TOKYO — Toyota and Japan's space agency said on Tuesday they had agreed to cooperate in developing a manned lunar rover that runs on fuel cell technologies. Although Japan has no plan currently to make a manned rocket that could send people into space, the rover could be a major contribution to an international space program in the future, the Japan Aerospace Exploration Agency (JAXA) said. The rover "will be an important element supporting human lunar exploration, which we envision will take place in the 2030s," JAXA Vice President Koichi Wakata told a symposium in Tokyo. "We aim to launch such a rover into space in 2029." The rover is still in the conceptual stage, but an illustration in the news release showed a six-wheel vehicle that somewhat resembled an armored personnel carrier. A spokesman for Toyota, which plans to ramp up fuel-cell cars as a zero-emission alternative to gasoline vehicles, said the project would give the company a chance to test its technologies in the moon's harsh environment and improve them. Toyota Executive Vice President Shigeki Terashi stressed the excitement that comes with taking part in a space project. "As an engineer, there is no greater joy than being able to participate in a lunar project by way of Toyota's car-making," Terashi told the symposium. "Being allowed to be a member of 'Team Japan,' we would like to take up the challenge of space."
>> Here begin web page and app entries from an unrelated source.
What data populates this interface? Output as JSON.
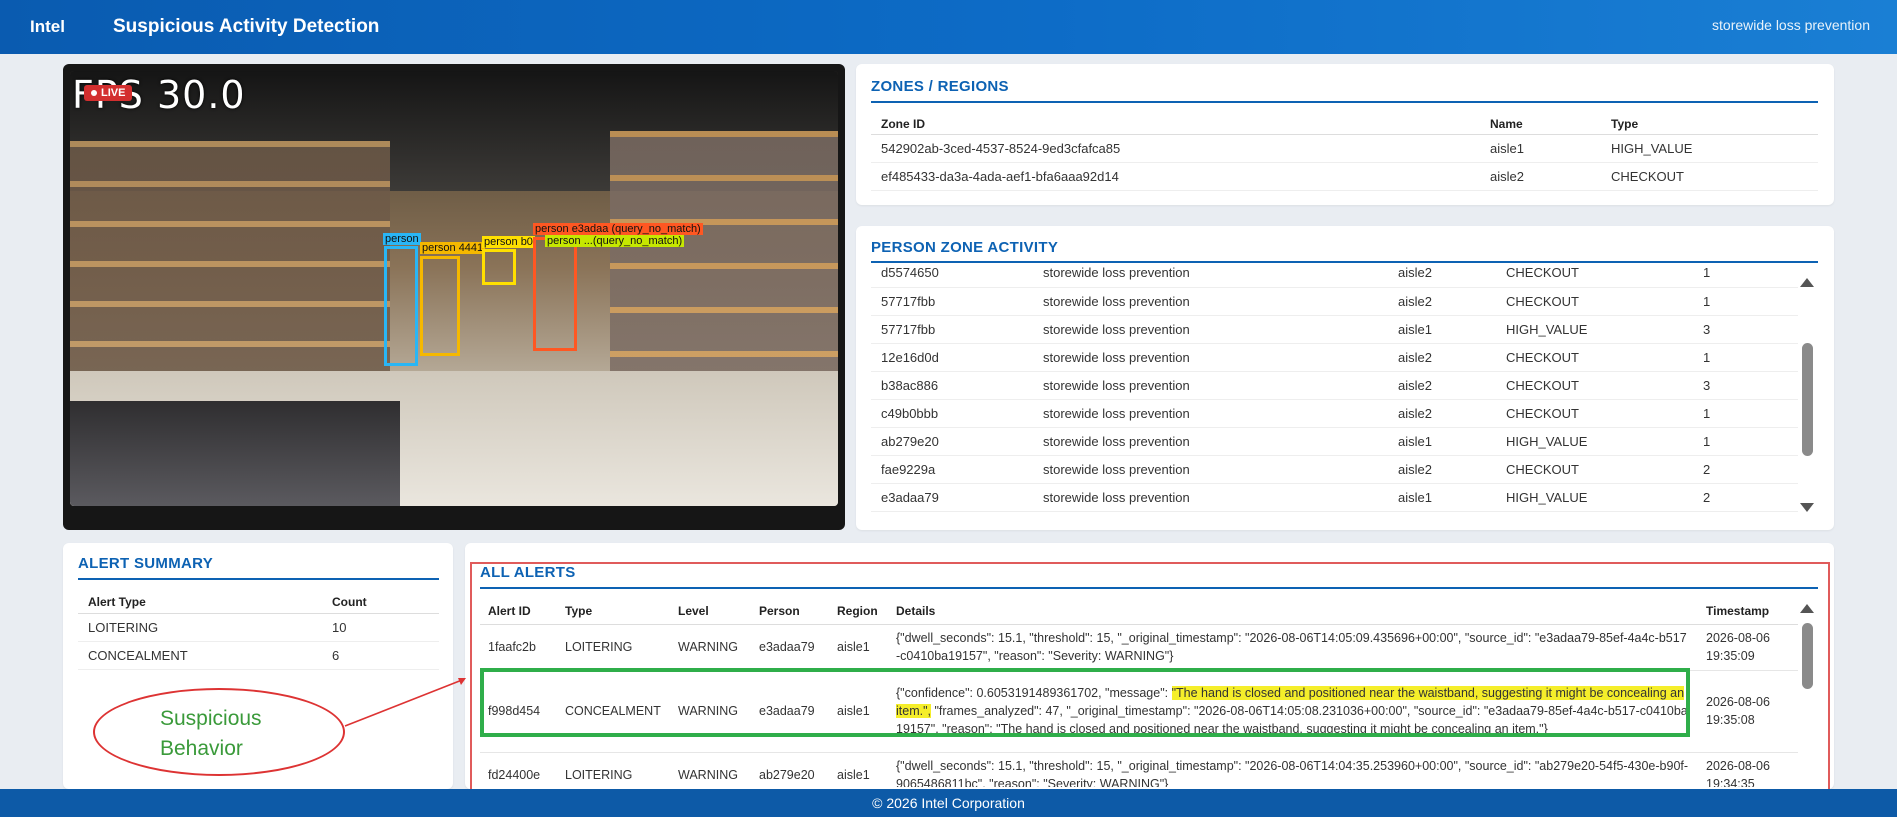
{
  "header": {
    "brand": "Intel",
    "title": "Suspicious Activity Detection",
    "subtitle": "storewide loss prevention"
  },
  "video": {
    "fps_text": "FPS 30.0",
    "live_label": "LIVE",
    "detections": [
      {
        "label": "person",
        "color": "#29b6f6"
      },
      {
        "label": "person 4441",
        "color": "#f5b800"
      },
      {
        "label": "person b0",
        "color": "#ffe000"
      },
      {
        "label": "person e3adaa (query_no_match)",
        "color": "#ff5722"
      },
      {
        "label": "person ...(query_no_match)",
        "color": "#c6e800"
      }
    ]
  },
  "zones": {
    "title": "ZONES / REGIONS",
    "columns": [
      "Zone ID",
      "Name",
      "Type"
    ],
    "rows": [
      [
        "542902ab-3ced-4537-8524-9ed3cfafca85",
        "aisle1",
        "HIGH_VALUE"
      ],
      [
        "ef485433-da3a-4ada-aef1-bfa6aaa92d14",
        "aisle2",
        "CHECKOUT"
      ]
    ]
  },
  "activity": {
    "title": "PERSON ZONE ACTIVITY",
    "rows": [
      [
        "d5574650",
        "storewide loss prevention",
        "aisle2",
        "CHECKOUT",
        "1"
      ],
      [
        "57717fbb",
        "storewide loss prevention",
        "aisle2",
        "CHECKOUT",
        "1"
      ],
      [
        "57717fbb",
        "storewide loss prevention",
        "aisle1",
        "HIGH_VALUE",
        "3"
      ],
      [
        "12e16d0d",
        "storewide loss prevention",
        "aisle2",
        "CHECKOUT",
        "1"
      ],
      [
        "b38ac886",
        "storewide loss prevention",
        "aisle2",
        "CHECKOUT",
        "3"
      ],
      [
        "c49b0bbb",
        "storewide loss prevention",
        "aisle2",
        "CHECKOUT",
        "1"
      ],
      [
        "ab279e20",
        "storewide loss prevention",
        "aisle1",
        "HIGH_VALUE",
        "1"
      ],
      [
        "fae9229a",
        "storewide loss prevention",
        "aisle2",
        "CHECKOUT",
        "2"
      ],
      [
        "e3adaa79",
        "storewide loss prevention",
        "aisle1",
        "HIGH_VALUE",
        "2"
      ]
    ]
  },
  "summary": {
    "title": "ALERT SUMMARY",
    "columns": [
      "Alert Type",
      "Count"
    ],
    "rows": [
      [
        "LOITERING",
        "10"
      ],
      [
        "CONCEALMENT",
        "6"
      ]
    ]
  },
  "alerts": {
    "title": "ALL ALERTS",
    "columns": [
      "Alert ID",
      "Type",
      "Level",
      "Person",
      "Region",
      "Details",
      "Timestamp"
    ],
    "rows": [
      {
        "id": "1faafc2b",
        "type": "LOITERING",
        "level": "WARNING",
        "person": "e3adaa79",
        "region": "aisle1",
        "details": "{\"dwell_seconds\": 15.1, \"threshold\": 15, \"_original_timestamp\": \"2026-08-06T14:05:09.435696+00:00\", \"source_id\": \"e3adaa79-85ef-4a4c-b517-c0410ba19157\", \"reason\": \"Severity: WARNING\"}",
        "timestamp": "2026-08-06 19:35:09"
      },
      {
        "id": "f998d454",
        "type": "CONCEALMENT",
        "level": "WARNING",
        "person": "e3adaa79",
        "region": "aisle1",
        "details_pre": "{\"confidence\": 0.6053191489361702, \"message\": ",
        "details_hl": "\"The hand is closed and positioned near the waistband, suggesting it might be concealing an item.\",",
        "details_post": " \"frames_analyzed\": 47, \"_original_timestamp\": \"2026-08-06T14:05:08.231036+00:00\", \"source_id\": \"e3adaa79-85ef-4a4c-b517-c0410ba19157\", \"reason\": \"The hand is closed and positioned near the waistband, suggesting it might be concealing an item.\"}",
        "timestamp": "2026-08-06 19:35:08"
      },
      {
        "id": "fd24400e",
        "type": "LOITERING",
        "level": "WARNING",
        "person": "ab279e20",
        "region": "aisle1",
        "details": "{\"dwell_seconds\": 15.1, \"threshold\": 15, \"_original_timestamp\": \"2026-08-06T14:04:35.253960+00:00\", \"source_id\": \"ab279e20-54f5-430e-b90f-9065486811bc\", \"reason\": \"Severity: WARNING\"}",
        "timestamp": "2026-08-06 19:34:35"
      }
    ]
  },
  "annotation": {
    "callout_line1": "Suspicious",
    "callout_line2": "Behavior"
  },
  "footer": {
    "text": "© 2026 Intel Corporation"
  }
}
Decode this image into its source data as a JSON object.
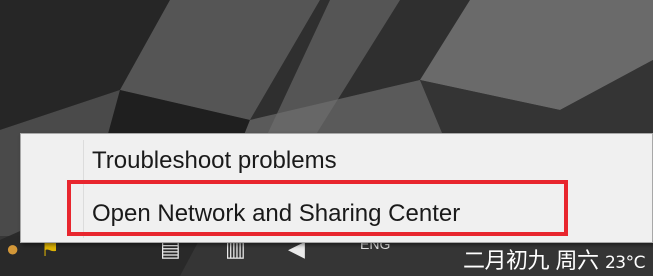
{
  "context_menu": {
    "items": [
      {
        "label": "Troubleshoot problems"
      },
      {
        "label": "Open Network and Sharing Center"
      }
    ]
  },
  "taskbar": {
    "language_indicator": "ENG",
    "clock_date": "二月初九 周六",
    "clock_temperature": "23°C",
    "tray_icons": [
      "app-tray-icon",
      "flag-icon",
      "display-icon",
      "network-icon",
      "volume-icon"
    ]
  },
  "colors": {
    "annotation_highlight": "#e8262e",
    "menu_background": "#f0f0f0"
  }
}
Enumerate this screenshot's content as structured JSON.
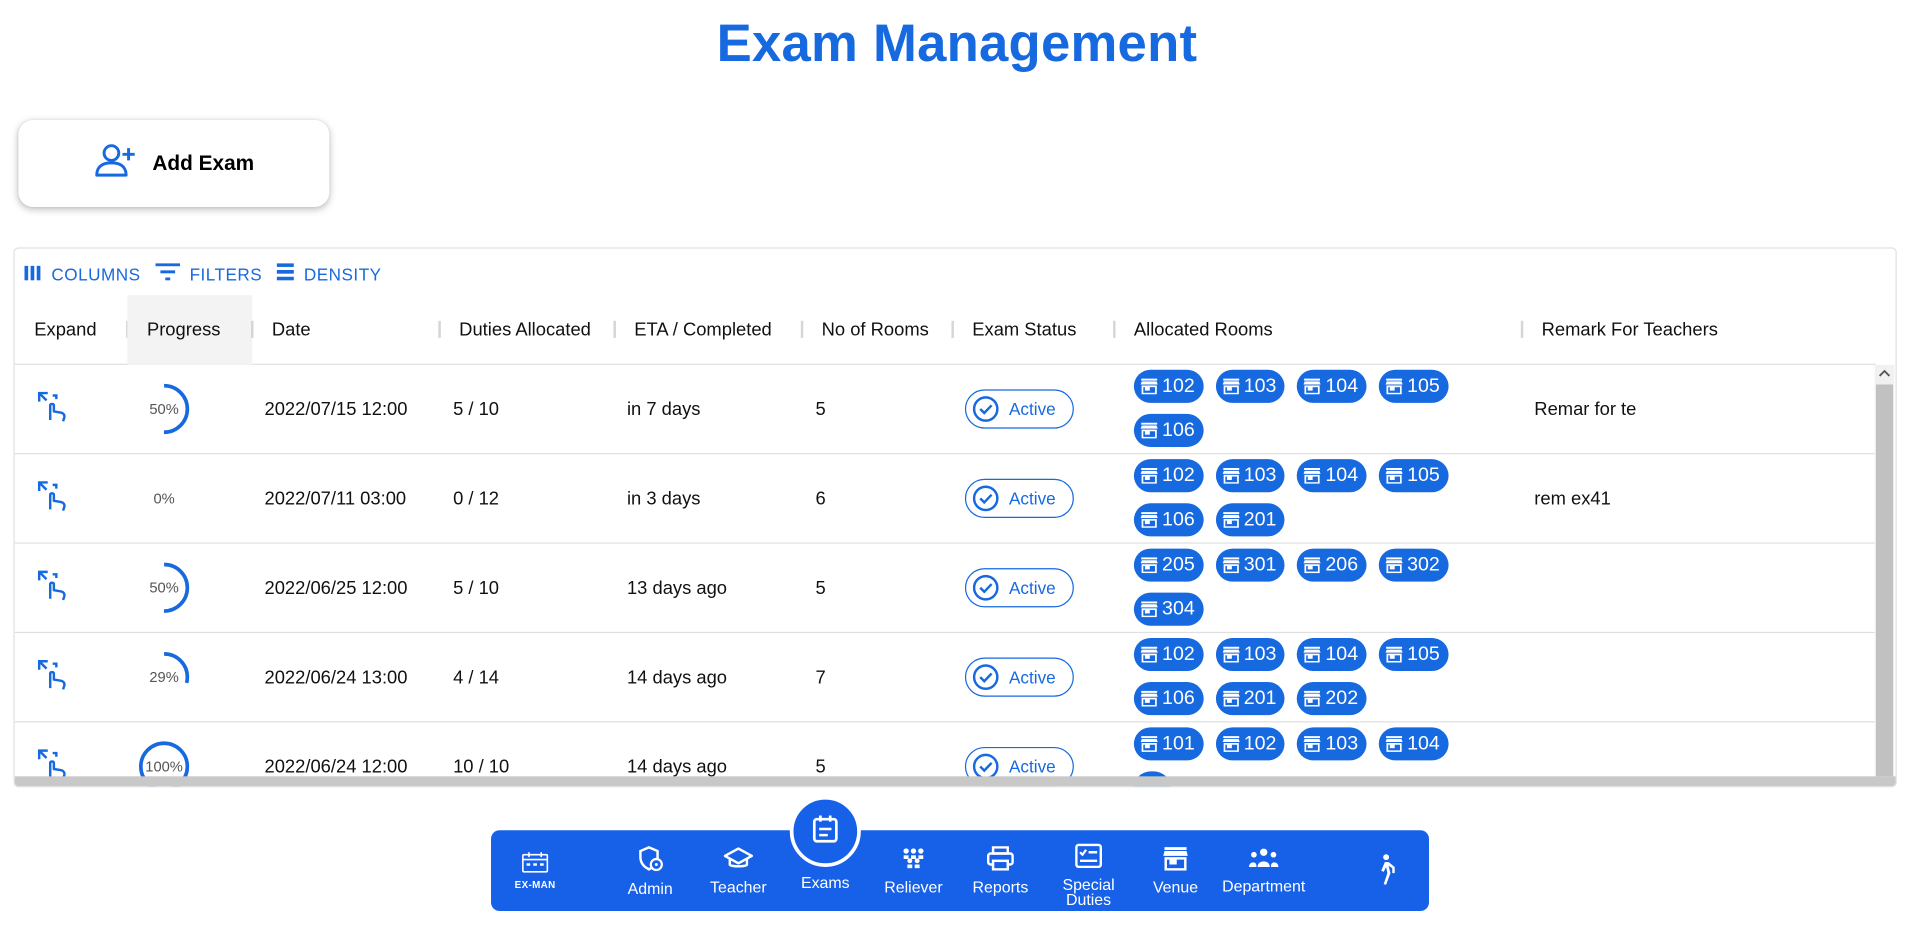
{
  "page": {
    "title": "Exam Management"
  },
  "add_button": {
    "label": "Add Exam"
  },
  "toolbar": {
    "columns": "COLUMNS",
    "filters": "FILTERS",
    "density": "DENSITY"
  },
  "columns": [
    "Expand",
    "Progress",
    "Date",
    "Duties Allocated",
    "ETA / Completed",
    "No of Rooms",
    "Exam Status",
    "Allocated Rooms",
    "Remark For Teachers"
  ],
  "rows": [
    {
      "progress": 50,
      "progress_label": "50%",
      "date": "2022/07/15 12:00",
      "duties": "5 / 10",
      "eta": "in 7 days",
      "rooms_count": "5",
      "status": "Active",
      "rooms": [
        "102",
        "103",
        "104",
        "105",
        "106"
      ],
      "remark": "Remar for te"
    },
    {
      "progress": 0,
      "progress_label": "0%",
      "date": "2022/07/11 03:00",
      "duties": "0 / 12",
      "eta": "in 3 days",
      "rooms_count": "6",
      "status": "Active",
      "rooms": [
        "102",
        "103",
        "104",
        "105",
        "106",
        "201"
      ],
      "remark": "rem ex41"
    },
    {
      "progress": 50,
      "progress_label": "50%",
      "date": "2022/06/25 12:00",
      "duties": "5 / 10",
      "eta": "13 days ago",
      "rooms_count": "5",
      "status": "Active",
      "rooms": [
        "205",
        "301",
        "206",
        "302",
        "304"
      ],
      "remark": ""
    },
    {
      "progress": 29,
      "progress_label": "29%",
      "date": "2022/06/24 13:00",
      "duties": "4 / 14",
      "eta": "14 days ago",
      "rooms_count": "7",
      "status": "Active",
      "rooms": [
        "102",
        "103",
        "104",
        "105",
        "106",
        "201",
        "202"
      ],
      "remark": ""
    },
    {
      "progress": 100,
      "progress_label": "100%",
      "date": "2022/06/24 12:00",
      "duties": "10 / 10",
      "eta": "14 days ago",
      "rooms_count": "5",
      "status": "Active",
      "rooms": [
        "101",
        "102",
        "103",
        "104",
        ""
      ],
      "remark": ""
    }
  ],
  "nav": {
    "logo": "EX-MAN",
    "items": [
      "Admin",
      "Teacher",
      "Exams",
      "Reliever",
      "Reports",
      "Special Duties",
      "Venue",
      "Department"
    ]
  },
  "colors": {
    "accent": "#1769e0",
    "navbar": "#1760e8"
  }
}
Large crowds of tourists from mainland China and Taiwan have arrived at Kansai Airport in Osaka, western Japan, for the weeklong Lunar New Year holidays that began on Monday.
One of the visitors said she arrived from Shanghai with two family members and wants to enjoy skiing in Fukui Prefecture and sightseeing in Osaka and Kobe.
Tokyo Tower, an iconic landmark in the capital, has been illuminated in red as part of the efforts to welcome Chinese visitors to Japan during the Lunar New Year holiday.
An event to light up Tokyo Tower on the Lunar New Year's eve on Monday was organized by groups of Chinese residents and others in Japan. The red color is considered auspicious in China.